→ ABOUT THIS EXERCISE:
What is needed is an exact copy of the records, with the images left out.

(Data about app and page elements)
______________________________

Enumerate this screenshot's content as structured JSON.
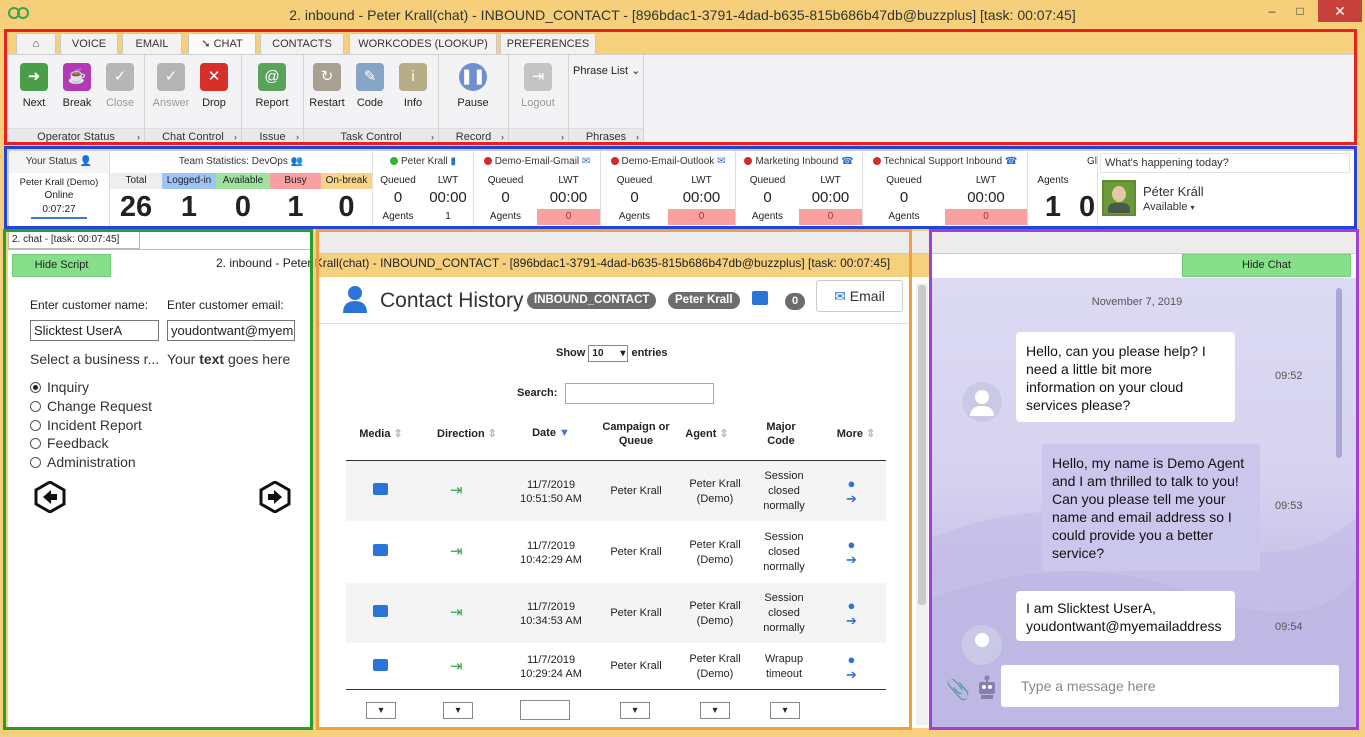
{
  "window": {
    "title": "2. inbound - Peter Krall(chat) - INBOUND_CONTACT - [896bdac1-3791-4dad-b635-815b686b47db@buzzplus] [task: 00:07:45]",
    "min_glyph": "–",
    "max_glyph": "□",
    "close_glyph": "✕"
  },
  "tabs": [
    "VOICE",
    "EMAIL",
    "CHAT",
    "CONTACTS",
    "WORKCODES (LOOKUP)",
    "PREFERENCES"
  ],
  "ribbon": {
    "groups": {
      "operator_status": "Operator Status",
      "chat_control": "Chat Control",
      "issue": "Issue",
      "task_control": "Task Control",
      "record": "Record",
      "phrases": "Phrases"
    },
    "buttons": {
      "next": "Next",
      "break": "Break",
      "close": "Close",
      "answer": "Answer",
      "drop": "Drop",
      "report": "Report",
      "restart": "Restart",
      "code": "Code",
      "info": "Info",
      "pause": "Pause",
      "logout": "Logout",
      "phrase_list": "Phrase List"
    },
    "chevron": "›"
  },
  "stats": {
    "your_status": {
      "header": "Your Status",
      "name": "Peter Krall (Demo)",
      "state": "Online",
      "timer": "0:07:27"
    },
    "team": {
      "header": "Team Statistics: DevOps",
      "labels": [
        "Total",
        "Logged-in",
        "Available",
        "Busy",
        "On-break"
      ],
      "values": [
        "26",
        "1",
        "0",
        "1",
        "0"
      ]
    },
    "queues": [
      {
        "name": "Peter Krall",
        "queued_label": "Queued",
        "queued": "0",
        "lwt_label": "LWT",
        "lwt": "00:00",
        "agents_label": "Agents",
        "agents": "1"
      },
      {
        "name": "Demo-Email-Gmail",
        "queued_label": "Queued",
        "queued": "0",
        "lwt_label": "LWT",
        "lwt": "00:00",
        "agents_label": "Agents",
        "agents": "0"
      },
      {
        "name": "Demo-Email-Outlook",
        "queued_label": "Queued",
        "queued": "0",
        "lwt_label": "LWT",
        "lwt": "00:00",
        "agents_label": "Agents",
        "agents": "0"
      },
      {
        "name": "Marketing Inbound",
        "queued_label": "Queued",
        "queued": "0",
        "lwt_label": "LWT",
        "lwt": "00:00",
        "agents_label": "Agents",
        "agents": "0"
      },
      {
        "name": "Technical Support Inbound",
        "queued_label": "Queued",
        "queued": "0",
        "lwt_label": "LWT",
        "lwt": "00:00",
        "agents_label": "Agents",
        "agents": "0"
      }
    ],
    "global": {
      "header": "Gl",
      "agents_label": "Agents",
      "agents": "1",
      "extra": "0"
    },
    "social": {
      "prompt": "What's happening today?",
      "name": "Péter Králl",
      "status": "Available"
    },
    "colors": {
      "logged_in": "#9fc5f8",
      "available": "#9fe39f",
      "busy": "#f9a0a0",
      "on_break": "#f8d38a"
    }
  },
  "left": {
    "tab_label": "2. chat - [task: 00:07:45]",
    "hide_script": "Hide Script",
    "name_label": "Enter customer name:",
    "email_label": "Enter customer email:",
    "name_value": "Slicktest UserA",
    "email_value": "youdontwant@myem",
    "business_label": "Select a business r...",
    "text_pre": "Your ",
    "text_bold": "text",
    "text_post": " goes here",
    "options": [
      "Inquiry",
      "Change Request",
      "Incident Report",
      "Feedback",
      "Administration"
    ]
  },
  "middle": {
    "header": "2. inbound - Peter Krall(chat) - INBOUND_CONTACT - [896bdac1-3791-4dad-b635-815b686b47db@buzzplus] [task: 00:07:45]",
    "title": "Contact History",
    "badge_contact": "INBOUND_CONTACT",
    "badge_agent": "Peter Krall",
    "count": "0",
    "email_button": "Email",
    "show_label": "Show",
    "show_value": "10",
    "entries_label": "entries",
    "search_label": "Search:",
    "columns": [
      "Media",
      "Direction",
      "Date",
      "Campaign or Queue",
      "Agent",
      "Major Code",
      "More"
    ],
    "rows": [
      {
        "date": "11/7/2019",
        "time": "10:51:50 AM",
        "queue": "Peter Krall",
        "agent": "Peter Krall (Demo)",
        "code": "Session closed normally"
      },
      {
        "date": "11/7/2019",
        "time": "10:42:29 AM",
        "queue": "Peter Krall",
        "agent": "Peter Krall (Demo)",
        "code": "Session closed normally"
      },
      {
        "date": "11/7/2019",
        "time": "10:34:53 AM",
        "queue": "Peter Krall",
        "agent": "Peter Krall (Demo)",
        "code": "Session closed normally"
      },
      {
        "date": "11/7/2019",
        "time": "10:29:24 AM",
        "queue": "Peter Krall",
        "agent": "Peter Krall (Demo)",
        "code": "Wrapup timeout"
      }
    ]
  },
  "chat": {
    "hide_chat": "Hide Chat",
    "date": "November 7, 2019",
    "messages": [
      {
        "from": "customer",
        "text": "Hello, can you please help? I need a little bit more information on your cloud services please?",
        "time": "09:52"
      },
      {
        "from": "agent",
        "text": "Hello, my name is Demo Agent and I am thrilled to talk to you! Can you please tell me your name and email address so I could provide you a better service?",
        "time": "09:53"
      },
      {
        "from": "customer",
        "text": "I am Slicktest UserA, youdontwant@myemailaddress",
        "time": "09:54"
      }
    ],
    "placeholder": "Type a message here"
  },
  "highlight_colors": {
    "ribbon": "#e5221b",
    "stats": "#2244dd",
    "script": "#22a02a",
    "history": "#f0a040",
    "chat": "#a23fd6"
  }
}
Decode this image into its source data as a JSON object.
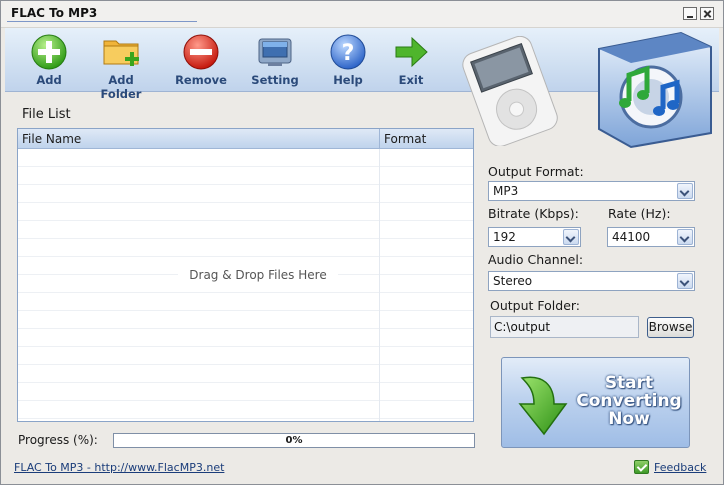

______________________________

→ RESPONSE TO THIS TASK:
Enumerate this screenshot's content as structured JSON.
{
  "window": {
    "title": "2. inbound - Peter Krall(chat) - INBOUND_CONTACT - [896bdac1-3791-4dad-b635-815b686b47db@buzzplus] [task: 00:07:45]",
    "min_glyph": "–",
    "max_glyph": "□",
    "close_glyph": "✕"
  },
  "tabs": [
    "VOICE",
    "EMAIL",
    "CHAT",
    "CONTACTS",
    "WORKCODES (LOOKUP)",
    "PREFERENCES"
  ],
  "ribbon": {
    "groups": {
      "operator_status": "Operator Status",
      "chat_control": "Chat Control",
      "issue": "Issue",
      "task_control": "Task Control",
      "record": "Record",
      "phrases": "Phrases"
    },
    "buttons": {
      "next": "Next",
      "break": "Break",
      "close": "Close",
      "answer": "Answer",
      "drop": "Drop",
      "report": "Report",
      "restart": "Restart",
      "code": "Code",
      "info": "Info",
      "pause": "Pause",
      "logout": "Logout",
      "phrase_list": "Phrase List"
    },
    "chevron": "›"
  },
  "stats": {
    "your_status": {
      "header": "Your Status",
      "name": "Peter Krall (Demo)",
      "state": "Online",
      "timer": "0:07:27"
    },
    "team": {
      "header": "Team Statistics: DevOps",
      "labels": [
        "Total",
        "Logged-in",
        "Available",
        "Busy",
        "On-break"
      ],
      "values": [
        "26",
        "1",
        "0",
        "1",
        "0"
      ]
    },
    "queues": [
      {
        "name": "Peter Krall",
        "queued_label": "Queued",
        "queued": "0",
        "lwt_label": "LWT",
        "lwt": "00:00",
        "agents_label": "Agents",
        "agents": "1"
      },
      {
        "name": "Demo-Email-Gmail",
        "queued_label": "Queued",
        "queued": "0",
        "lwt_label": "LWT",
        "lwt": "00:00",
        "agents_label": "Agents",
        "agents": "0"
      },
      {
        "name": "Demo-Email-Outlook",
        "queued_label": "Queued",
        "queued": "0",
        "lwt_label": "LWT",
        "lwt": "00:00",
        "agents_label": "Agents",
        "agents": "0"
      },
      {
        "name": "Marketing Inbound",
        "queued_label": "Queued",
        "queued": "0",
        "lwt_label": "LWT",
        "lwt": "00:00",
        "agents_label": "Agents",
        "agents": "0"
      },
      {
        "name": "Technical Support Inbound",
        "queued_label": "Queued",
        "queued": "0",
        "lwt_label": "LWT",
        "lwt": "00:00",
        "agents_label": "Agents",
        "agents": "0"
      }
    ],
    "global": {
      "header": "Gl",
      "agents_label": "Agents",
      "agents": "1",
      "extra": "0"
    },
    "social": {
      "prompt": "What's happening today?",
      "name": "Péter Králl",
      "status": "Available"
    },
    "colors": {
      "logged_in": "#9fc5f8",
      "available": "#9fe39f",
      "busy": "#f9a0a0",
      "on_break": "#f8d38a"
    }
  },
  "left": {
    "tab_label": "2. chat - [task: 00:07:45]",
    "hide_script": "Hide Script",
    "name_label": "Enter customer name:",
    "email_label": "Enter customer email:",
    "name_value": "Slicktest UserA",
    "email_value": "youdontwant@myem",
    "business_label": "Select a business r...",
    "text_pre": "Your ",
    "text_bold": "text",
    "text_post": " goes here",
    "options": [
      "Inquiry",
      "Change Request",
      "Incident Report",
      "Feedback",
      "Administration"
    ]
  },
  "middle": {
    "header": "2. inbound - Peter Krall(chat) - INBOUND_CONTACT - [896bdac1-3791-4dad-b635-815b686b47db@buzzplus] [task: 00:07:45]",
    "title": "Contact History",
    "badge_contact": "INBOUND_CONTACT",
    "badge_agent": "Peter Krall",
    "count": "0",
    "email_button": "Email",
    "show_label": "Show",
    "show_value": "10",
    "entries_label": "entries",
    "search_label": "Search:",
    "columns": [
      "Media",
      "Direction",
      "Date",
      "Campaign or Queue",
      "Agent",
      "Major Code",
      "More"
    ],
    "rows": [
      {
        "date": "11/7/2019",
        "time": "10:51:50 AM",
        "queue": "Peter Krall",
        "agent": "Peter Krall (Demo)",
        "code": "Session closed normally"
      },
      {
        "date": "11/7/2019",
        "time": "10:42:29 AM",
        "queue": "Peter Krall",
        "agent": "Peter Krall (Demo)",
        "code": "Session closed normally"
      },
      {
        "date": "11/7/2019",
        "time": "10:34:53 AM",
        "queue": "Peter Krall",
        "agent": "Peter Krall (Demo)",
        "code": "Session closed normally"
      },
      {
        "date": "11/7/2019",
        "time": "10:29:24 AM",
        "queue": "Peter Krall",
        "agent": "Peter Krall (Demo)",
        "code": "Wrapup timeout"
      }
    ]
  },
  "chat": {
    "hide_chat": "Hide Chat",
    "date": "November 7, 2019",
    "messages": [
      {
        "from": "customer",
        "text": "Hello, can you please help? I need a little bit more information on your cloud services please?",
        "time": "09:52"
      },
      {
        "from": "agent",
        "text": "Hello, my name is Demo Agent and I am thrilled to talk to you! Can you please tell me your name and email address so I could provide you a better service?",
        "time": "09:53"
      },
      {
        "from": "customer",
        "text": "I am Slicktest UserA, youdontwant@myemailaddress",
        "time": "09:54"
      }
    ],
    "placeholder": "Type a message here"
  },
  "highlight_colors": {
    "ribbon": "#e5221b",
    "stats": "#2244dd",
    "script": "#22a02a",
    "history": "#f0a040",
    "chat": "#a23fd6"
  }
}
Decode this image into its source data as a JSON object.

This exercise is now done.